It does not help that so many Democrats insist that every administration misstep is justification for impeachment, the Twitter hashtag “#Lockhimup” (the President has absolute authority to declassify information, so no law was broken) or the insane everyone’s-a-Russian-agent conspiracy theories of the Louise Mensches of the world. But the insanity of lefties doesn’t get this White House off the hook. Unless the entire story is made up out of whole cloth, Donald Trump still doesn’t understand his responsibilities.
Contemplating Rick Scott’s Next Move
I recently had a chance to chat with Florida governor Rick Scott, and got the feeling that whether or not he decides to challenge Senator Bill Nelson next year, he doesn’t think much of Nelson as a senator.
Scott says he hasn’t decided on a Senate bid, and isn’t in any particular rush to make a decision. But a few weeks ago at the National Rifle Association’s convention in Atlanta, Scott addressed the attendees and offered a surprisingly explicit argument for replacing Nelson.
“I believe it’s crucial that we increase the Republican majority in the U.S. Senate,” Scott told the NRA crowd, after praising Trump’s decision to nominate Neil Gorsuch. “Look at the votes on this Supreme Court nominee, and you can see there are a number of senators who did not represent their states. These senators need to be retired. Unfortunately, one of my state’s senators, Bill Nelson, has veered far to the left.”
Asked about why he called out Nelson before a politically active crowd, Scott insists he wasn’t hinting at a 2018 Senate bid. “You look at Neil Gorsuch, how could you vote against the guy?” Scott said during a recent visit to Washington. “[Nelson’s] the senator from Florida, and that’s why it was relevant to talk about him.”
It’s clear Scott feels no particular warmth toward Nelson, as he explains why he doesn’t talk to his state’s senior senator. “What you learn in this job, I’ll give you a story. My hometown is in Collier County. I know who to call in Collier County to get things done.” The governor is too careful and even-keeled a politician to really come out and say it explicitly; his version of a smack down is a pause so pregnant it might as well be having triplets. But the implication is clear: Scott doesn’t talk to Senator Nelson because he doesn’t think his state’s Democratic senator is a guy who can get things done.
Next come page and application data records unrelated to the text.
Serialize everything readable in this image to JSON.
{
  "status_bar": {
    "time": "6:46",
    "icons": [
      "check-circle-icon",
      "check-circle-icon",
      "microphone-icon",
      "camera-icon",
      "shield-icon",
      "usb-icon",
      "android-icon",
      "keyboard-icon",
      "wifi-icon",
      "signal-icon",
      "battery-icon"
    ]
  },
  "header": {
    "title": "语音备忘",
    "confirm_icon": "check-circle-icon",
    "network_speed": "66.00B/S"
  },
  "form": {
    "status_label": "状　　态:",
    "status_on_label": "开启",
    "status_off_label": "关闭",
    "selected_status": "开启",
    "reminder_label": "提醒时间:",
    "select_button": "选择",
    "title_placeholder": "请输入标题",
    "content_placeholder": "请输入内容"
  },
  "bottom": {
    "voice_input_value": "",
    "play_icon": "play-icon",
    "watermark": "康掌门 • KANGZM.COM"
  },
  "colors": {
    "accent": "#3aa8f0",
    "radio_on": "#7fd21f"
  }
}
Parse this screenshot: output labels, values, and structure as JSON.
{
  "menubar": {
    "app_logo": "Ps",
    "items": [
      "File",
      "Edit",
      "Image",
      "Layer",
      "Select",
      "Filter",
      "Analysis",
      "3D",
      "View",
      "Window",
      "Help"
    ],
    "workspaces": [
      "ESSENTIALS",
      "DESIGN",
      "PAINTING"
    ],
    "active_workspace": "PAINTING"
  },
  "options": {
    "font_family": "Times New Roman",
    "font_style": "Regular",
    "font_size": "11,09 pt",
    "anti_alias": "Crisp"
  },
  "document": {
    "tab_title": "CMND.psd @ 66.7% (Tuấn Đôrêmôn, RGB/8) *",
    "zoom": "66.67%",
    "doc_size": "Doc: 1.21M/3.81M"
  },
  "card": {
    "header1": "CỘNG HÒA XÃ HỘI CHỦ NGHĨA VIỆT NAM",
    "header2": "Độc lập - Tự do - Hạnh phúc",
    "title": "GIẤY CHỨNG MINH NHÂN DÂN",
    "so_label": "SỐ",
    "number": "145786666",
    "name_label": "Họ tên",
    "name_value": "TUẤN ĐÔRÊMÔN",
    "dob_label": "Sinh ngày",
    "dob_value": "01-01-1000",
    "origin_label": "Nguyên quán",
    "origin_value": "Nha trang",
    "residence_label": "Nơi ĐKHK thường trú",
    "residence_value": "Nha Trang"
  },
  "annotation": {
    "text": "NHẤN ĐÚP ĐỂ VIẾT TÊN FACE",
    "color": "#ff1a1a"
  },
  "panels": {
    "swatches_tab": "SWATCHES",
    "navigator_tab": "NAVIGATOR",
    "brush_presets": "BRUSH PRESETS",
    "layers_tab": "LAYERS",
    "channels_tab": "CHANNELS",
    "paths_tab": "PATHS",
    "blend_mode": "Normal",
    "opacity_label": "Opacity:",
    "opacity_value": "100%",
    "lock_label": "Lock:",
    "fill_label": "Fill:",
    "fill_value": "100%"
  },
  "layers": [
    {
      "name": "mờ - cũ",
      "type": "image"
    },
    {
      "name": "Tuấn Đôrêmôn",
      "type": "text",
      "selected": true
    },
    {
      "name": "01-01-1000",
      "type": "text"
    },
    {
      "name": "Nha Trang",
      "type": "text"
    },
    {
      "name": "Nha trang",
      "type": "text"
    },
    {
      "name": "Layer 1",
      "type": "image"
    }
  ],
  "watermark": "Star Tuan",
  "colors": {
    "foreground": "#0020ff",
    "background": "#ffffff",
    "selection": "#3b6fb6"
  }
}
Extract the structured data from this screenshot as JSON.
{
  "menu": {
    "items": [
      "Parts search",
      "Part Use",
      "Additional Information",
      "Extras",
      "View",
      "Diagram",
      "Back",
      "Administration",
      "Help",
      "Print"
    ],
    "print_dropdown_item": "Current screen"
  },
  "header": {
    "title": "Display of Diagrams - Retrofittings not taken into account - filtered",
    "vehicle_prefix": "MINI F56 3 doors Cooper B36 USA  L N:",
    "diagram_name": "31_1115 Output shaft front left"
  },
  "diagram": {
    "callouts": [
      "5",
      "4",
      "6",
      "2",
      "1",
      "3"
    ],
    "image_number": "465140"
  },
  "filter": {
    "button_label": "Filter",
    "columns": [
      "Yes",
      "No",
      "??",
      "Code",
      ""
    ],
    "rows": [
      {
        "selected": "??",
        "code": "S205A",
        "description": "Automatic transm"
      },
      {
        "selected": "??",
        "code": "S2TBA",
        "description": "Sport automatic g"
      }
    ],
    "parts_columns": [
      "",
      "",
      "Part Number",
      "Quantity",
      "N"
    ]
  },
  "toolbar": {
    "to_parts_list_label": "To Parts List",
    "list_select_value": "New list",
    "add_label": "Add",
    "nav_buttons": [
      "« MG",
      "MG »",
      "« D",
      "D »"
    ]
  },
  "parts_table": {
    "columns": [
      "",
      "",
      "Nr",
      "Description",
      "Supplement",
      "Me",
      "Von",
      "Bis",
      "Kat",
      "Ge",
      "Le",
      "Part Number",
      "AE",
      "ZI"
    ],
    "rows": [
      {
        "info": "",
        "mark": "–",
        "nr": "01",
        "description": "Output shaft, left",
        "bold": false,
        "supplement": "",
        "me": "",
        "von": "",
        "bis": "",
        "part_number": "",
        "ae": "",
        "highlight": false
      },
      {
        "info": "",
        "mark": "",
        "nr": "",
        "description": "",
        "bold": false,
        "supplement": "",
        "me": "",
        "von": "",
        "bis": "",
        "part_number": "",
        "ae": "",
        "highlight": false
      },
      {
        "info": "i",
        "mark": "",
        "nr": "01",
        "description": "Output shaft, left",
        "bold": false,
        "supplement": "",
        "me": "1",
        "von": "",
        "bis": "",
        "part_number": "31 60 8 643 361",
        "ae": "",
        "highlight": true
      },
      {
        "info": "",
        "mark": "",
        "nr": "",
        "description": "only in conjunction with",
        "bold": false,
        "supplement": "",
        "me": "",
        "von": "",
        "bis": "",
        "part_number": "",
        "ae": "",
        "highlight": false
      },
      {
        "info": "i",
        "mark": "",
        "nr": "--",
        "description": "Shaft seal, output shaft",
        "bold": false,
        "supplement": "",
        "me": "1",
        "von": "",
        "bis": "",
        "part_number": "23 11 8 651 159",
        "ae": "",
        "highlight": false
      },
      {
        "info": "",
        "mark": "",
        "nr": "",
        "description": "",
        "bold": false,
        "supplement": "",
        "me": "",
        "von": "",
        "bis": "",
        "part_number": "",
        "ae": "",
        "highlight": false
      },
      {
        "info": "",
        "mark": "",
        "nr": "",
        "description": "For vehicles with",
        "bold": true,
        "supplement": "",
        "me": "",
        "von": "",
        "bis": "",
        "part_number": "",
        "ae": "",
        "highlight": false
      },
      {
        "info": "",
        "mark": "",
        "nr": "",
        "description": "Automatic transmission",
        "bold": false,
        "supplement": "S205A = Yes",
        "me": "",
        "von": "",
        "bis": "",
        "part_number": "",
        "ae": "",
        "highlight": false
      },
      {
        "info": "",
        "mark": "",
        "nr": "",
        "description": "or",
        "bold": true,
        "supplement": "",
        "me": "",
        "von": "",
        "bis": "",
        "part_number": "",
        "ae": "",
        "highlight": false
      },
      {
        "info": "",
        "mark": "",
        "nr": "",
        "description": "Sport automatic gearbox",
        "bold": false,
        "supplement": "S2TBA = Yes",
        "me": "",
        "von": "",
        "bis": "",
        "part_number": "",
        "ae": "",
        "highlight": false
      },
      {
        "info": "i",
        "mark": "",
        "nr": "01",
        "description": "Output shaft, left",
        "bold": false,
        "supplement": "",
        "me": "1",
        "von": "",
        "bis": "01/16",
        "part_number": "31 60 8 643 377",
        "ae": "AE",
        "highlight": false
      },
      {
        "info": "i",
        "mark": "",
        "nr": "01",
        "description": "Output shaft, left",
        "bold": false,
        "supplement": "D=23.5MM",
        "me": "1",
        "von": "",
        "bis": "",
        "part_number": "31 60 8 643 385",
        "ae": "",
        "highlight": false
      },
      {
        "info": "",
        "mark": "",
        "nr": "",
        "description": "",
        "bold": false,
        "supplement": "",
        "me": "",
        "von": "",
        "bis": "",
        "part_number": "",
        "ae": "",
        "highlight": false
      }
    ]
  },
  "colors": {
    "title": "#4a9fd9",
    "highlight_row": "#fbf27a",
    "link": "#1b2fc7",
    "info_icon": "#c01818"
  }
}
With a little twist of the knife, Scott says, “I talk to Marco [Rubio] quite a bit.”
ADDENDA: Hillary’s back at it again, raising money for her new political action committee, “Onward Together.” If she jumps in the presidential race again, I suspect Trump will form his own: